WHAT IS NEEDED | Pick every line from the data that holds the word "accent".

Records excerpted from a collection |
========================
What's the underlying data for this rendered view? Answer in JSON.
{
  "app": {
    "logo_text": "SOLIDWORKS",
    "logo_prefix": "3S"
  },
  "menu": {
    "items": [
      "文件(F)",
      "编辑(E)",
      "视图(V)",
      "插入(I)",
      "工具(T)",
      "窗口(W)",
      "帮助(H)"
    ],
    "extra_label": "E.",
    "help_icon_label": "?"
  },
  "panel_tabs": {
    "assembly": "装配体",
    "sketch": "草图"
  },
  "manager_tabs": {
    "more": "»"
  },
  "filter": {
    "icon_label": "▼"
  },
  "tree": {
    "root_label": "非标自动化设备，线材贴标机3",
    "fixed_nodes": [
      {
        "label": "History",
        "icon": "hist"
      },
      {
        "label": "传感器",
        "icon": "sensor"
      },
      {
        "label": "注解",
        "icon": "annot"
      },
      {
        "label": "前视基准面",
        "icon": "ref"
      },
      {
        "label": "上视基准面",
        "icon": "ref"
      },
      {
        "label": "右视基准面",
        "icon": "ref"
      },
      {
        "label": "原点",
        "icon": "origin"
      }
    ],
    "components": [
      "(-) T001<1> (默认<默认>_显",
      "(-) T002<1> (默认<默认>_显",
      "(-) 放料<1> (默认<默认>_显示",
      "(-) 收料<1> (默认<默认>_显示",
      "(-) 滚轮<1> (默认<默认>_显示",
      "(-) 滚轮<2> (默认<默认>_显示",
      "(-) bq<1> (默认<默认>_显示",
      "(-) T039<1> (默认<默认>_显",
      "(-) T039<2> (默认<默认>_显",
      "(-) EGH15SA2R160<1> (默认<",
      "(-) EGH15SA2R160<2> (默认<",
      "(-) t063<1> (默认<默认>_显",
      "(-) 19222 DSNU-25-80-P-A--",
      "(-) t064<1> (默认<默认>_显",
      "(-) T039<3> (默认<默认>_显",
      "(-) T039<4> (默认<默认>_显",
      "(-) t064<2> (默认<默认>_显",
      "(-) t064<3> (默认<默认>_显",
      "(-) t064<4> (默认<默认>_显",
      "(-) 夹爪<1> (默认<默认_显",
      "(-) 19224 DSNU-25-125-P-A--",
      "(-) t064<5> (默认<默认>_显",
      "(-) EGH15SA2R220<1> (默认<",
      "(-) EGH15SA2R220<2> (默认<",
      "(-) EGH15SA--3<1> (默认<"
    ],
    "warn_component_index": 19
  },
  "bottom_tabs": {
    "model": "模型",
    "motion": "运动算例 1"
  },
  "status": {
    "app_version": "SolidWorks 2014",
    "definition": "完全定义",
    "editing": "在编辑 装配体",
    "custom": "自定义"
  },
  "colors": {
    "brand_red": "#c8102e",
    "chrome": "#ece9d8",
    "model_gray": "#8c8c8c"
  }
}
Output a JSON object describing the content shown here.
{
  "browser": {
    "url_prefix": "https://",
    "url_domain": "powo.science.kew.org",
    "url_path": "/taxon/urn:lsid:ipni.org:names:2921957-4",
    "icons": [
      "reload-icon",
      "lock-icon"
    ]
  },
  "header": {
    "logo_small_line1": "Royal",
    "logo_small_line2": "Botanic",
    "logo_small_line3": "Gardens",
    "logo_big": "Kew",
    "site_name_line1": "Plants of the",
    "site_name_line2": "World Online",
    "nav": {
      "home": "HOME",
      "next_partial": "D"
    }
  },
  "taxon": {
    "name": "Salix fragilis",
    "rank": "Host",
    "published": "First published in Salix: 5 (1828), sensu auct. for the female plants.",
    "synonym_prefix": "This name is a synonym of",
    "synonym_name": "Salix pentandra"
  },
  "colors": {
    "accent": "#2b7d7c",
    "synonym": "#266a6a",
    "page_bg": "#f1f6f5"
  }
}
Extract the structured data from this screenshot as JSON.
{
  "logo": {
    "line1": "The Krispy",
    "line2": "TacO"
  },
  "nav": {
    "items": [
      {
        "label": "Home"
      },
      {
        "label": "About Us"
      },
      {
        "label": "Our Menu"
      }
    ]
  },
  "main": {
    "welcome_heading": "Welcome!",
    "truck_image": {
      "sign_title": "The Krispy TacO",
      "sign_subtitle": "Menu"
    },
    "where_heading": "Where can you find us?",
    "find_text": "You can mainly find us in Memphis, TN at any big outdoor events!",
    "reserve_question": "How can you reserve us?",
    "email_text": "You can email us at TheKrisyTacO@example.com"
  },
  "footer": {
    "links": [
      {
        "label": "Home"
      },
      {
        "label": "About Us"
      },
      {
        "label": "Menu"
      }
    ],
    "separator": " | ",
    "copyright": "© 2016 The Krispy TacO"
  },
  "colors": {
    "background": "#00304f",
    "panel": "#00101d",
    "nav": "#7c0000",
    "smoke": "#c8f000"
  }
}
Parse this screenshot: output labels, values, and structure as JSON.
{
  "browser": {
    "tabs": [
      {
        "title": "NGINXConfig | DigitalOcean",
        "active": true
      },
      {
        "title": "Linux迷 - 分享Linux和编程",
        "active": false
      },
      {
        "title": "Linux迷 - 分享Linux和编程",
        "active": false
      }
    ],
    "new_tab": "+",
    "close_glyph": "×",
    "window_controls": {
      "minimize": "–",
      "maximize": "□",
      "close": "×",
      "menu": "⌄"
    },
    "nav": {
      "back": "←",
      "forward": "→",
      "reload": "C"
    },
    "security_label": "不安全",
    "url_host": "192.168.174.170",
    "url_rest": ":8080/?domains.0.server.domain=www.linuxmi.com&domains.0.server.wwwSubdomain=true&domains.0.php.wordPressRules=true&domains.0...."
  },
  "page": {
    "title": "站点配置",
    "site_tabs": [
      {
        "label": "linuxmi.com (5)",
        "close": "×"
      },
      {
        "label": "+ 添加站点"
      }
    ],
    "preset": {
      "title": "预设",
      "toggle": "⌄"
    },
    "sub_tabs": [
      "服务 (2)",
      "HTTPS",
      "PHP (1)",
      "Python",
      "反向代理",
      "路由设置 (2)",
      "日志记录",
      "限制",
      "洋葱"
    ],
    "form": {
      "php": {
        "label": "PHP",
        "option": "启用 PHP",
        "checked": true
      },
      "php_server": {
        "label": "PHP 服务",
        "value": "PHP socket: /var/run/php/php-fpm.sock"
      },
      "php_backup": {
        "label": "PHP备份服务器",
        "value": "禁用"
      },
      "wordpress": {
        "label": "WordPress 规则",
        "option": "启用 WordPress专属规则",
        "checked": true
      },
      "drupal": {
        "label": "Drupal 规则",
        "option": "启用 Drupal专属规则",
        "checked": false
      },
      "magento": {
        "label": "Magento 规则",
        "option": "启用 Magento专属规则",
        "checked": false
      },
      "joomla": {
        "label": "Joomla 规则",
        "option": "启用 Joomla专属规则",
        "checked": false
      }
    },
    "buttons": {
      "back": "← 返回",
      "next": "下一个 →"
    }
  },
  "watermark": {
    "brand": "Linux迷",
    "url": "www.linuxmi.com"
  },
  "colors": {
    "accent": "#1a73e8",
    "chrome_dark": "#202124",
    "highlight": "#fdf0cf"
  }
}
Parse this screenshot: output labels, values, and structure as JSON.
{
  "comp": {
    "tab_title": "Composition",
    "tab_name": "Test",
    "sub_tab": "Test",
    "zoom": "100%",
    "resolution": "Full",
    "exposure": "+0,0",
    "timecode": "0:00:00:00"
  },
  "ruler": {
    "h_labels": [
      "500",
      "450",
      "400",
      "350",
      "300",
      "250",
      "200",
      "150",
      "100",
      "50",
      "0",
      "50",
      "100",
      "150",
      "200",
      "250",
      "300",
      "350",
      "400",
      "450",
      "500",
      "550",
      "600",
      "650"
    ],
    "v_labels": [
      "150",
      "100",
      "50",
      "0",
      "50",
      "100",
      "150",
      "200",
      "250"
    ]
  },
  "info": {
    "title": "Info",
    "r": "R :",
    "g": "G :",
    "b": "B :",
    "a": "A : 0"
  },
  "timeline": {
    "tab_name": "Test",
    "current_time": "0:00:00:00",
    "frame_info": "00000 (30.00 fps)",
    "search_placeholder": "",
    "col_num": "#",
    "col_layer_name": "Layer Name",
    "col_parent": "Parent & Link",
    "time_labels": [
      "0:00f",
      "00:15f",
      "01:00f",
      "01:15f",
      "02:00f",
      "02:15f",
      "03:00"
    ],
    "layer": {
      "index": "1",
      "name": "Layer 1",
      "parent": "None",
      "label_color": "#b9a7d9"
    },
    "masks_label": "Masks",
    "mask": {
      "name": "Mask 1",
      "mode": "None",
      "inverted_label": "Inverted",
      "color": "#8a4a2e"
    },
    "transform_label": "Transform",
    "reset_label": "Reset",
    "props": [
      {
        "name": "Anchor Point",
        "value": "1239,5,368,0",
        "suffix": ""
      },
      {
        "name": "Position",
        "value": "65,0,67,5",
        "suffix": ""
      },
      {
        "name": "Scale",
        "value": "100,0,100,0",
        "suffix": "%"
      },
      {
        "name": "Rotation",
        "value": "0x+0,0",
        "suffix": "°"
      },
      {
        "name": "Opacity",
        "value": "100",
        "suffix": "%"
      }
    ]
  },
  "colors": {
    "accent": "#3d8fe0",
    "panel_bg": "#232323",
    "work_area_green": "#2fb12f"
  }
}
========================
RESPONSE TO THE TASK |
    "accent": "#2b7d7c",
    "accent": "#1a73e8",
    "accent": "#3d8fe0",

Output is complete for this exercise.